Research by the think tank found home ownership in England fell to 63.8 per cent in February, a level last seen in 1986 and down from a peak of 70.8 per cent in 2003.
It is now lower than any other country in western Europe barring Germany, foundation analyst Stephen Clarke said, with affordability cited as the biggest barrier.
The average first-time buyer paid just under £30,000 for their new home in 1986, compared to £150,000 ($198,500, 177,000 euros) now – and earnings have failed to keep pace.
“This matters not just because of the frustration it brings for those unable to buy, but because of its impact on living standards too,” Clarke wrote in a blog posting.
“Housing costs have accounted for an increasing share of household income over recent decades.”
Property ownership has become something of a British national obsession since the 1980s, when then prime minister Margaret Thatcher allowed social housing tenants to buy their homes from the state at a reduced rate.
The government’s English Housing Survey report last month found that only one in ten renters said they preferred their current situation to buying – most were simply priced out.
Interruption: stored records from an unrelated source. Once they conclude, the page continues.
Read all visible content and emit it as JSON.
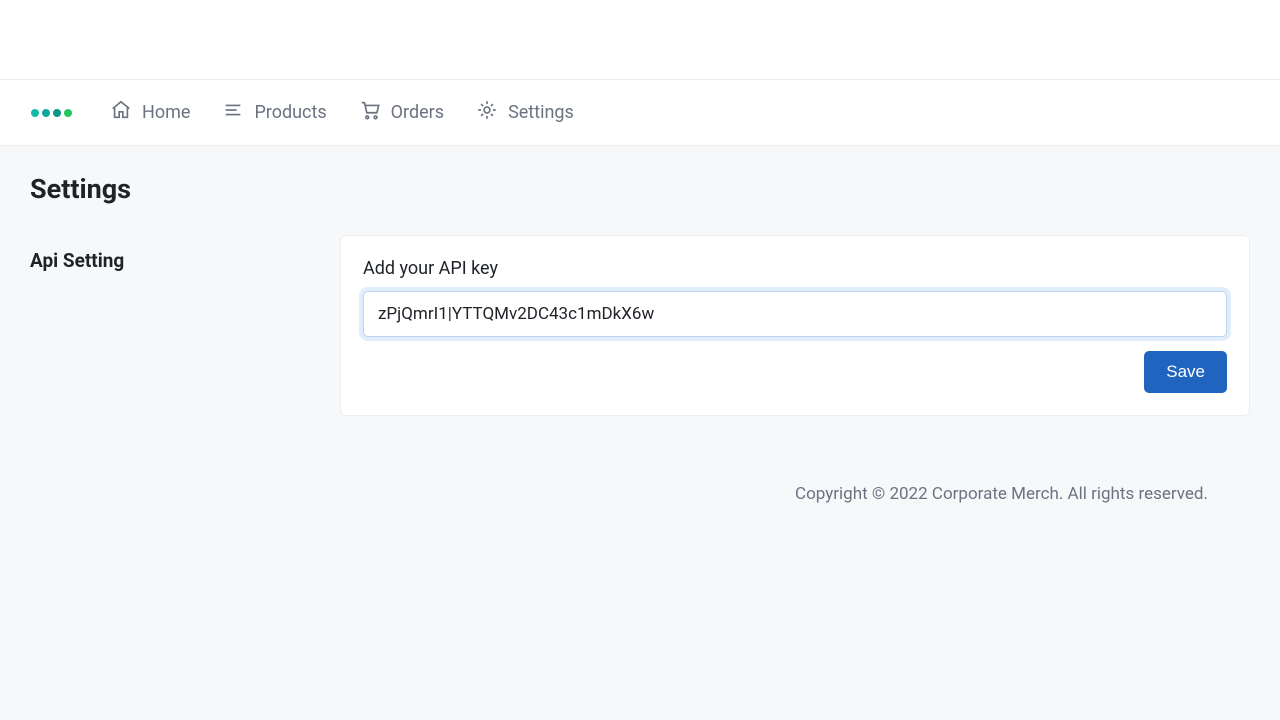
{
  "nav": {
    "items": [
      {
        "label": "Home"
      },
      {
        "label": "Products"
      },
      {
        "label": "Orders"
      },
      {
        "label": "Settings"
      }
    ]
  },
  "page": {
    "title": "Settings",
    "section_label": "Api Setting"
  },
  "form": {
    "api_label": "Add your API key",
    "api_value": "zPjQmrI1|YTTQMv2DC43c1mDkX6w",
    "save_label": "Save"
  },
  "footer": {
    "text": "Copyright © 2022 Corporate Merch. All rights reserved."
  }
}
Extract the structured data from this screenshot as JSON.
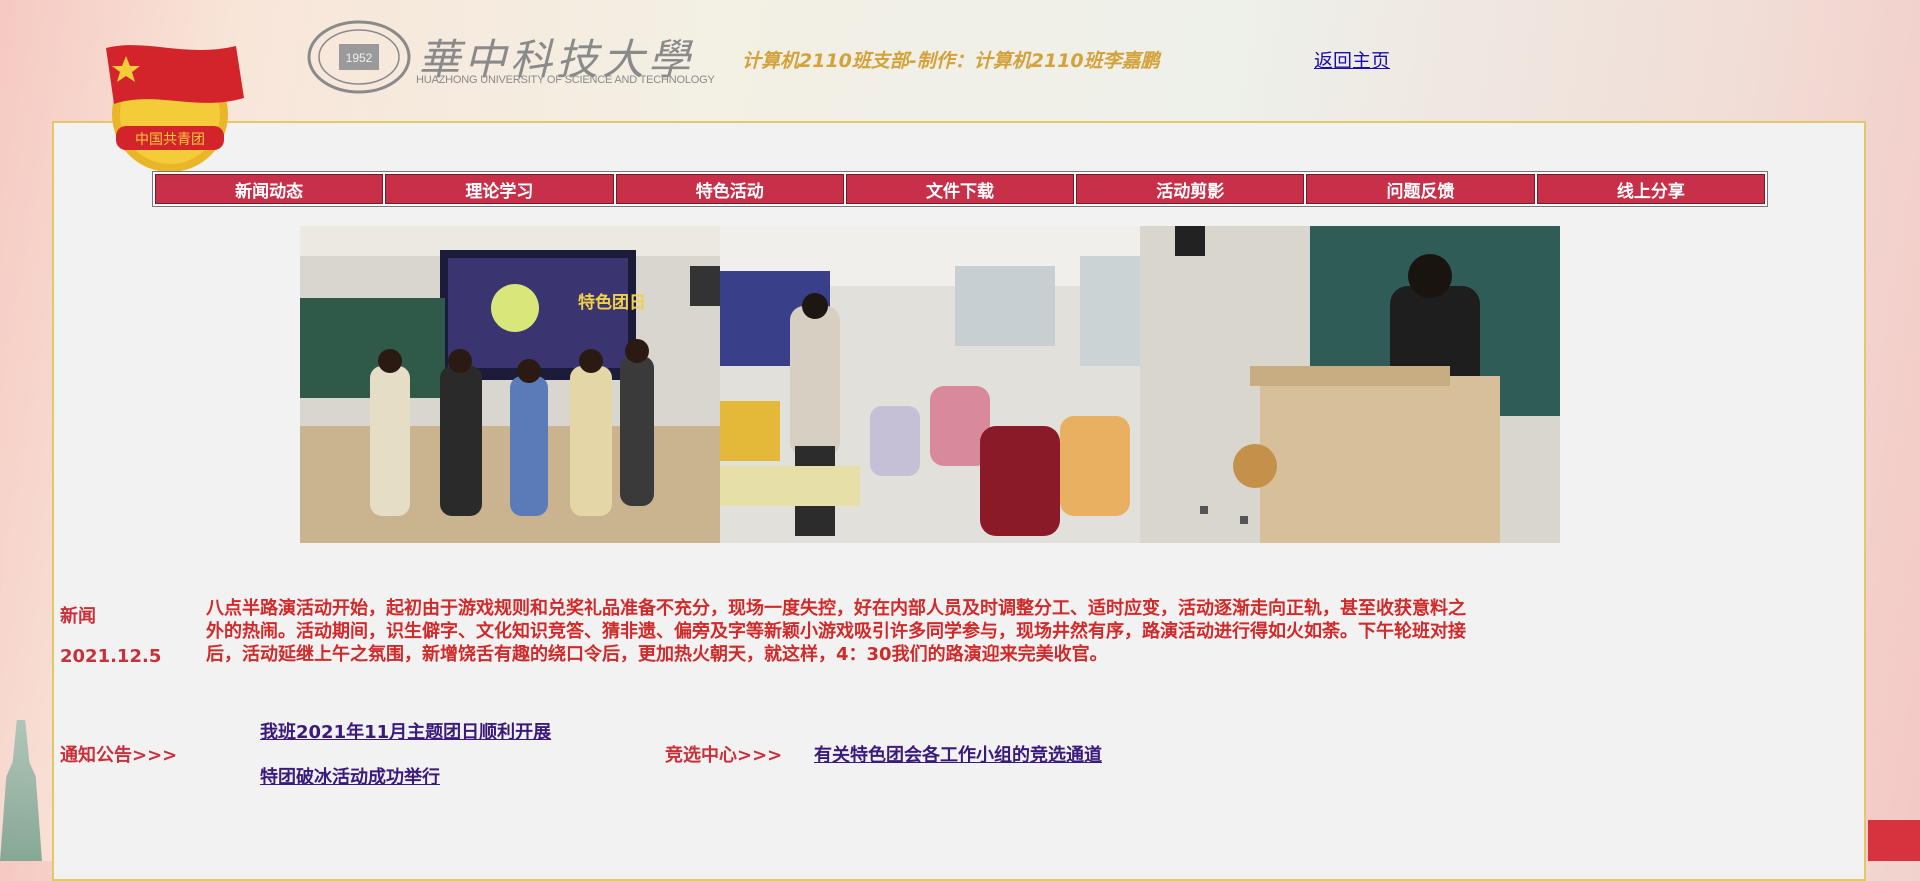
{
  "header": {
    "university_name_cn": "華中科技大學",
    "university_name_en": "HUAZHONG UNIVERSITY OF SCIENCE AND TECHNOLOGY",
    "credit": "计算机2110班支部-制作：计算机2110班李嘉鹏",
    "home_link": "返回主页"
  },
  "emblem": {
    "text": "中国共青团"
  },
  "nav": {
    "items": [
      {
        "label": "新闻动态"
      },
      {
        "label": "理论学习"
      },
      {
        "label": "特色活动"
      },
      {
        "label": "文件下载"
      },
      {
        "label": "活动剪影"
      },
      {
        "label": "问题反馈"
      },
      {
        "label": "线上分享"
      }
    ]
  },
  "photos": {
    "slide_title": "特色团日"
  },
  "news": {
    "label": "新闻",
    "date": "2021.12.5",
    "text": "八点半路演活动开始，起初由于游戏规则和兑奖礼品准备不充分，现场一度失控，好在内部人员及时调整分工、适时应变，活动逐渐走向正轨，甚至收获意料之外的热闹。活动期间，识生僻字、文化知识竞答、猜非遗、偏旁及字等新颖小游戏吸引许多同学参与，现场井然有序，路演活动进行得如火如荼。下午轮班对接后，活动延继上午之氛围，新增饶舌有趣的绕口令后，更加热火朝天，就这样，4：30我们的路演迎来完美收官。"
  },
  "notices": {
    "label": "通知公告>>>",
    "links": [
      {
        "text": "我班2021年11月主题团日顺利开展"
      },
      {
        "text": "特团破冰活动成功举行"
      }
    ]
  },
  "election": {
    "label": "竞选中心>>>",
    "link": "有关特色团会各工作小组的竞选通道"
  },
  "colors": {
    "nav_bg": "#c8304a",
    "accent_red": "#c8303a",
    "credit_gold": "#d3a23a",
    "link_purple": "#3a1a7a"
  }
}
Ministers have sought to help first-time buyers with a scheme that effectively lends them money for a deposit. Interest rates are also at a record low.
But the percentage of people renting in the private sector – as opposed to the low-cost social sector – is up from 11 per cent in 2003 to 19 per cent in 2015.
Private rent accounts on average 30 per cent of income, while mortgages account for 23 percent, the foundation says.
A study last month by Deloitte found Britain has the least affordable housing in Europe.
Britons need to save almost 11 years to buy a new apartment, compared to 3.3 years in Germany and six to eight years in Ireland, Italy, Hungary, France and Poland.